Spending one week on board the CCGS Amundsen has been a humbling, inspiring, and altogether amazing experience for me. As I said before, it has been a great privilege, too – not even Nature’s science reporters often get to see spots as grandiose and pristine as the Canadian Arctic.
Change comes faster to this unique environment than most of us would have thought ten or twenty years ago. With climate change and global warming proceeding at an unexpected pace, it seems doubtful now if we can preserve even to the next generation the Arctic as we knew it.
It is important that scientists bring this unconvenient truth to the attention of decision-makers and to the world’s public. It is equally important that scientists understand the complexity of changes in the Arctic and what they may bring about. Without this detailed knowledge any strategy of mitigation or adaptation will all too easily fail.
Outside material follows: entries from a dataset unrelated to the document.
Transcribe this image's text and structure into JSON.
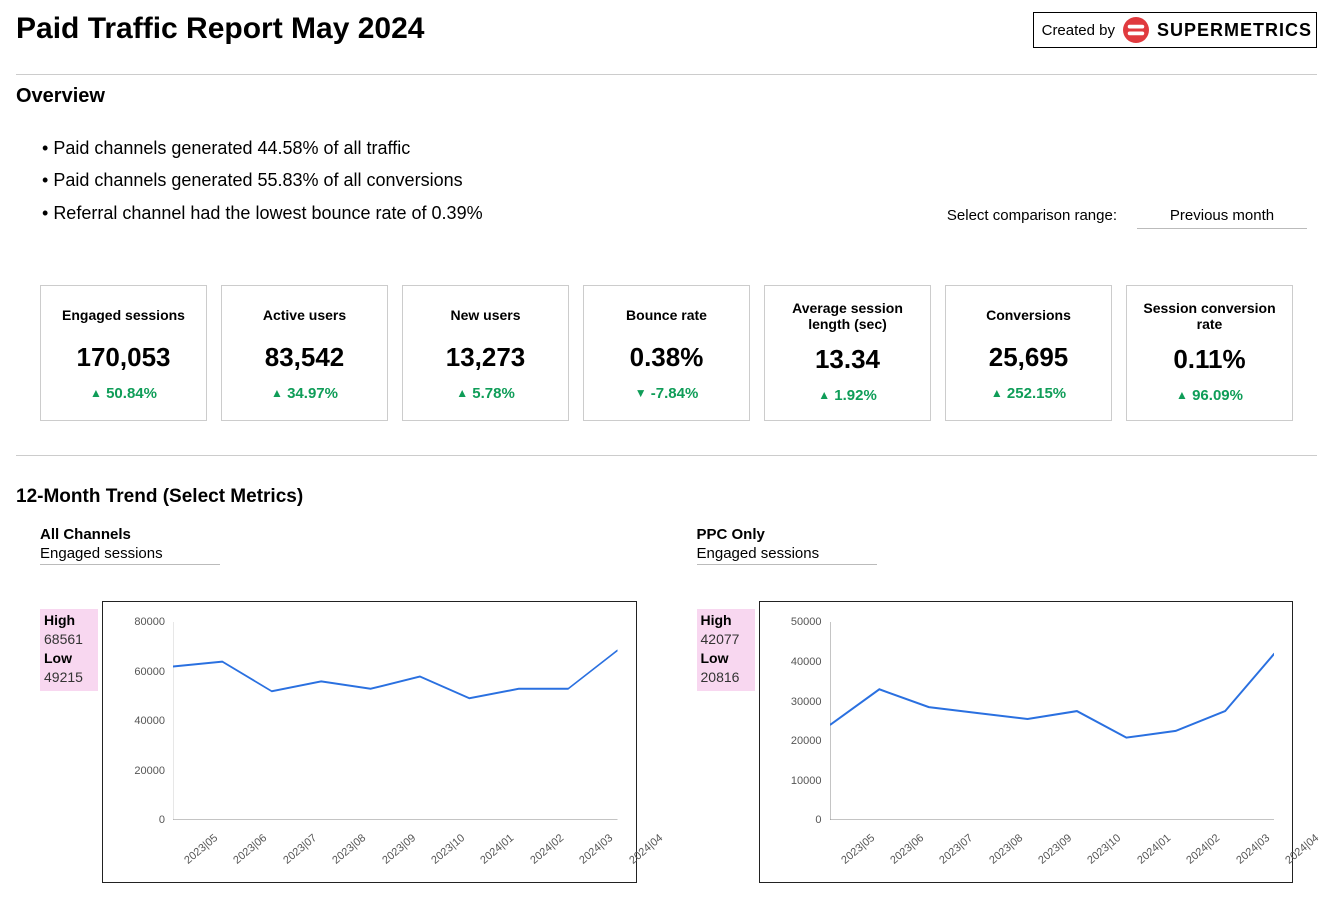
{
  "header": {
    "title": "Paid Traffic Report May 2024",
    "created_by_label": "Created by",
    "brand": "SUPERMETRICS"
  },
  "overview": {
    "title": "Overview",
    "bullets": [
      "Paid channels generated 44.58% of all traffic",
      "Paid channels generated 55.83% of all conversions",
      "Referral channel had the lowest bounce rate of 0.39%"
    ],
    "comparison_label": "Select comparison range:",
    "comparison_value": "Previous month"
  },
  "kpis": [
    {
      "label": "Engaged sessions",
      "value": "170,053",
      "delta": "50.84%",
      "dir": "up"
    },
    {
      "label": "Active users",
      "value": "83,542",
      "delta": "34.97%",
      "dir": "up"
    },
    {
      "label": "New users",
      "value": "13,273",
      "delta": "5.78%",
      "dir": "up"
    },
    {
      "label": "Bounce rate",
      "value": "0.38%",
      "delta": "-7.84%",
      "dir": "down"
    },
    {
      "label": "Average session length (sec)",
      "value": "13.34",
      "delta": "1.92%",
      "dir": "up"
    },
    {
      "label": "Conversions",
      "value": "25,695",
      "delta": "252.15%",
      "dir": "up"
    },
    {
      "label": "Session conversion rate",
      "value": "0.11%",
      "delta": "96.09%",
      "dir": "up"
    }
  ],
  "trend": {
    "title": "12-Month Trend (Select Metrics)",
    "charts": [
      {
        "channel": "All Channels",
        "metric": "Engaged sessions",
        "high_label": "High",
        "high": "68561",
        "low_label": "Low",
        "low": "49215"
      },
      {
        "channel": "PPC Only",
        "metric": "Engaged sessions",
        "high_label": "High",
        "high": "42077",
        "low_label": "Low",
        "low": "20816"
      }
    ]
  },
  "chart_data": [
    {
      "type": "line",
      "title": "All Channels — Engaged sessions",
      "xlabel": "",
      "ylabel": "",
      "ylim": [
        0,
        80000
      ],
      "y_ticks": [
        0,
        20000,
        40000,
        60000,
        80000
      ],
      "categories": [
        "2023|05",
        "2023|06",
        "2023|07",
        "2023|08",
        "2023|09",
        "2023|10",
        "2024|01",
        "2024|02",
        "2024|03",
        "2024|04"
      ],
      "values": [
        62000,
        64000,
        52000,
        56000,
        53000,
        58000,
        49215,
        53000,
        53000,
        68561
      ]
    },
    {
      "type": "line",
      "title": "PPC Only — Engaged sessions",
      "xlabel": "",
      "ylabel": "",
      "ylim": [
        0,
        50000
      ],
      "y_ticks": [
        0,
        10000,
        20000,
        30000,
        40000,
        50000
      ],
      "categories": [
        "2023|05",
        "2023|06",
        "2023|07",
        "2023|08",
        "2023|09",
        "2023|10",
        "2024|01",
        "2024|02",
        "2024|03",
        "2024|04"
      ],
      "values": [
        24000,
        33000,
        28500,
        27000,
        25500,
        27500,
        20816,
        22500,
        27500,
        42077
      ]
    }
  ]
}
From everything I have seen during my short stay, from the commitment, enthusiasm and hard work of everybody I have met here, I have no doubt that the CFL study will very substantially add to this knowledge. My week on board the Amundsen has certainly widened my own understanding of this fragile environment.
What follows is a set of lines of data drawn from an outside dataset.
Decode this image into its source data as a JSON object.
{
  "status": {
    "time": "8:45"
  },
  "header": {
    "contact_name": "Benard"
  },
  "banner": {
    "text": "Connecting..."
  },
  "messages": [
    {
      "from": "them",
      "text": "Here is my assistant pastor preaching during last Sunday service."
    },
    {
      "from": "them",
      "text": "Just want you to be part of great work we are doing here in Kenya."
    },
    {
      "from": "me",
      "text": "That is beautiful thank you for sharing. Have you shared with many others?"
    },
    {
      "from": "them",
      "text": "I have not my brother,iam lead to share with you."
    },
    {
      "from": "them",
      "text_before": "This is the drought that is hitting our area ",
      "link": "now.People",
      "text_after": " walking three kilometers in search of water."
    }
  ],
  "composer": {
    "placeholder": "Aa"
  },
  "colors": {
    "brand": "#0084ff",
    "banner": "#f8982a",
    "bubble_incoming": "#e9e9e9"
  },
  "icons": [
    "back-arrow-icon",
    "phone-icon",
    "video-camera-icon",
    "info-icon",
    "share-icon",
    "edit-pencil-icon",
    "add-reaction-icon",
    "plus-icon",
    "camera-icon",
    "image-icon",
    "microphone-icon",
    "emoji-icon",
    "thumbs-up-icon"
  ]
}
Many thanks to David Barber, Dan Leitch, the Canadian Coast Guard, all CFL scientists, and the amazing Amundsen crew, for having made this possible.